I have never met anybody who likes doing a contents claim, either adjuster or insured. Think about it…soaked, nasty, upholstered furniture, clothes in mud, lost family treasures, the list goes on. You have to separate, inventory, photograph, value and organize a claim. It comes at a time when you are vulnerable and exhausted. As adjusters who work directly with the insured, we understand what you are up against.
But the flood policy is very clear that it is up to the insured to put together a contents claim; not the adjuster.
Photograph each piece of inventory separately before throwing it into the dumpster. Anything that has a product number and serial number- write those numbers down; appliances and treadmills are two items that come to mind. Ask your adjuster for an inventory list to make sure you provide all the requested information. Inventory each item and cross-reference with a numbered photograph – that means that each line item references a photograph and each photograph references a specific line item. The better organized your contents claim the faster it will be processed. Again, visualize the Federal contractor in their cubical looking over a flood claim that is an organizational mess or a cogent, well-organized presentation. You will be rewarded for the latter, count on it.
The use of restoration contractors has become a source of significant confusion for all stakeholders. In May of 2013, the NFIP issued Bulletin W-13025a which serves to provide claims guidance for structural drying. In its clarity (to those who can understand it) it should be considered an important departure to the way structural drying was approached in the past. To many, this has come as a huge surprise in the way this service is provided.
Unless you wish to become an expert here are some things to keep in mind. If you are going to hire a restoration contractor be sure that they follow the protocols in Bulletin W-13025a and that their bill reflects all the requirements. You will want to present this bill to the adjuster as the basis for this portion of the claim and you would like it paid in full.
Keep in mind that in a flood claim the contractor sends the bill to you, not the insurance carrier like many homeowners claims. You are going to be on the hook and you may be liable for the difference between what the NFIP will pay and the restoration contractor invoice. Make no assumption that your restoration contractor is versed in the requirements of Bulletin W-13025a. Many national brands are local franchises with little experience in NFIP flood work and while they may be good at their trade they are not familiar with this change. Forewarned is forearmed. Be careful with this one. It is important to get it right.

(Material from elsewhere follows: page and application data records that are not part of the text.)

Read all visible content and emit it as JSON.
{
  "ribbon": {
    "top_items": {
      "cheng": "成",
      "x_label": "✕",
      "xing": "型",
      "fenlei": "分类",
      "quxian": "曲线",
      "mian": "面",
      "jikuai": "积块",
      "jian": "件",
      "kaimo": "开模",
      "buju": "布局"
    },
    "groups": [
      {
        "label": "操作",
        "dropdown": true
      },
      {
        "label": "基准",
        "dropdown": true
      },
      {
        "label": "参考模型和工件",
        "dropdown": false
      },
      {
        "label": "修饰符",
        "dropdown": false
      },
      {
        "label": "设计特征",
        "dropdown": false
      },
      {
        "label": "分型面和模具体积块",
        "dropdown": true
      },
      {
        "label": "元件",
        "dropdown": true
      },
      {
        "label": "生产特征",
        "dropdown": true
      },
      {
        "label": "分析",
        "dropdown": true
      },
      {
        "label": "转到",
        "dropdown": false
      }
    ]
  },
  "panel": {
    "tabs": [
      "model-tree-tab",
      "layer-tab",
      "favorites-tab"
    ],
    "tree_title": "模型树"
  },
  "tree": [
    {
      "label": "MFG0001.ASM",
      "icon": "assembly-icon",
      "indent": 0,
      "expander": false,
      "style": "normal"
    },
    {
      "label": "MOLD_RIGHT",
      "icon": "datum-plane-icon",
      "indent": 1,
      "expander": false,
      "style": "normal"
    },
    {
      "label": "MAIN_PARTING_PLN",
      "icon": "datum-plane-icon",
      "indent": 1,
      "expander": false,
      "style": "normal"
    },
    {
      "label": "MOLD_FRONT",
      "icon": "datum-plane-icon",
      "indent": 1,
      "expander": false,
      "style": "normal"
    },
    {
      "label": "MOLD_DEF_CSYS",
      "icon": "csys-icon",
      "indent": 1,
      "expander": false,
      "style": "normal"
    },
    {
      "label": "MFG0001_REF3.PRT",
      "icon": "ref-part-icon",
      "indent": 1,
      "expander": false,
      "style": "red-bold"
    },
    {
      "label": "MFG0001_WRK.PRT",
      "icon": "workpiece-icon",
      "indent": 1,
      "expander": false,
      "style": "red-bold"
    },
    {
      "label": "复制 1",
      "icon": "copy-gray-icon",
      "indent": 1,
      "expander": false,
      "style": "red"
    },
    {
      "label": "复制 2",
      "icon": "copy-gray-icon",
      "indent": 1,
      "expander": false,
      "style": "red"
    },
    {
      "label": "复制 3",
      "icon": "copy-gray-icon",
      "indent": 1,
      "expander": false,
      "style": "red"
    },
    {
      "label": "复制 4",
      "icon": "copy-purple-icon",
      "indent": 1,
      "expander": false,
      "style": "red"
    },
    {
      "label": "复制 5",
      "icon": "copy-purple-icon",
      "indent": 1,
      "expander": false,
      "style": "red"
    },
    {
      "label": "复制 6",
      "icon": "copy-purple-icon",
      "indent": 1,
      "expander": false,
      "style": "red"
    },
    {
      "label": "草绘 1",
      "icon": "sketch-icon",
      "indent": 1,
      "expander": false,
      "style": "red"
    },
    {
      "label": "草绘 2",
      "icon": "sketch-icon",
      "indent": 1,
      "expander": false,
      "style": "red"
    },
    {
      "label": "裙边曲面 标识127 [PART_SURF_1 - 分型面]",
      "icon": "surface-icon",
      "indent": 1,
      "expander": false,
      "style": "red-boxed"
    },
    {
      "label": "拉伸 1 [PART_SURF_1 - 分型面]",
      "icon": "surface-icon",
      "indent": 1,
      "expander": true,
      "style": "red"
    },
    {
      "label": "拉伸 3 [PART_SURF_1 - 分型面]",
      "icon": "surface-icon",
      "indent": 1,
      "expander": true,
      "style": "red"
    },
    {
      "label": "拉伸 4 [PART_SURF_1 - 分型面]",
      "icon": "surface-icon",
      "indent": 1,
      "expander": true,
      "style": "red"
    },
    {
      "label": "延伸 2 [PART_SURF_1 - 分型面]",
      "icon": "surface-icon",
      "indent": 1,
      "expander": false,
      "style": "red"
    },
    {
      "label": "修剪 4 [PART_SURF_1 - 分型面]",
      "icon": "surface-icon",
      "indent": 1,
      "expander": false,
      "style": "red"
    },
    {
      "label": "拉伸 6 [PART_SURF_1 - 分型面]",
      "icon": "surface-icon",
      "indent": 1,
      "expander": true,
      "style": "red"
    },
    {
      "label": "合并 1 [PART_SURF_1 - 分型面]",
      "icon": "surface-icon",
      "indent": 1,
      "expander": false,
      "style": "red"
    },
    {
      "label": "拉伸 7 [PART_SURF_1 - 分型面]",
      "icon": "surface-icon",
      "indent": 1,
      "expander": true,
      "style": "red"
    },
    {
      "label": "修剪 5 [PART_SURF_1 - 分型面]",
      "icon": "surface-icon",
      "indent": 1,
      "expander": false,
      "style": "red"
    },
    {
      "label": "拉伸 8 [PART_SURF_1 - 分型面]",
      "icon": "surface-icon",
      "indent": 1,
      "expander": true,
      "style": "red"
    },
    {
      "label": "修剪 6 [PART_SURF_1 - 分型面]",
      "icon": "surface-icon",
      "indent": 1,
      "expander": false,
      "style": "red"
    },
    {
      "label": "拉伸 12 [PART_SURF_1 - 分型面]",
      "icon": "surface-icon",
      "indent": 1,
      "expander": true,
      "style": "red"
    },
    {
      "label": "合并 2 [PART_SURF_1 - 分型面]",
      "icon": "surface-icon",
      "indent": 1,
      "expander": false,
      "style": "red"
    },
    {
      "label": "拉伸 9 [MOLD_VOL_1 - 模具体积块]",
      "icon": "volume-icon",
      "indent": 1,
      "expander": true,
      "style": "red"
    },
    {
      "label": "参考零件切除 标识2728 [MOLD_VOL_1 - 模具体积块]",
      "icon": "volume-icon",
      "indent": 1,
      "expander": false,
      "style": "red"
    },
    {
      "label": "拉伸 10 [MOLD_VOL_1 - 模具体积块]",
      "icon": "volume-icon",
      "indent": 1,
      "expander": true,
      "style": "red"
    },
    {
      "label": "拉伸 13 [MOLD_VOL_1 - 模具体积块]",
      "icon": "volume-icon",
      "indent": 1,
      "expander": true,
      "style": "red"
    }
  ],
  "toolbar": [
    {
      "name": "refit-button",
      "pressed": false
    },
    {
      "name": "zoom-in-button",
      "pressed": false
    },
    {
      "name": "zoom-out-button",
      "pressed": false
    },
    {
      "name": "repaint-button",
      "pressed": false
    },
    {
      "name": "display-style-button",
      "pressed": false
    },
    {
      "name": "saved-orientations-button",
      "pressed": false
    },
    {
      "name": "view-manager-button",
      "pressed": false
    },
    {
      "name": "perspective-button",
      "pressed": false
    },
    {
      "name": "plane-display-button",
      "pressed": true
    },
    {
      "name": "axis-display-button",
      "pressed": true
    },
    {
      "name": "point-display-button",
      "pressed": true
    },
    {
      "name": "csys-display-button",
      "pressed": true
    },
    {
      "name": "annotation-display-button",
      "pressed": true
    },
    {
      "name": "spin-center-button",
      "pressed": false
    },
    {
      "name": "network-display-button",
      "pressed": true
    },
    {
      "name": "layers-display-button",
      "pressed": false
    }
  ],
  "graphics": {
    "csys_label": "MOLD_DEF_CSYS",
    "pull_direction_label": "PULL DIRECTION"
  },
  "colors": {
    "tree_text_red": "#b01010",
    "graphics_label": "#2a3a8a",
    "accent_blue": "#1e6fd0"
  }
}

If you don’t use a contractor the NFIP accepts a minimal allowance through Bulletin W-13025 for the purposes of structural drying.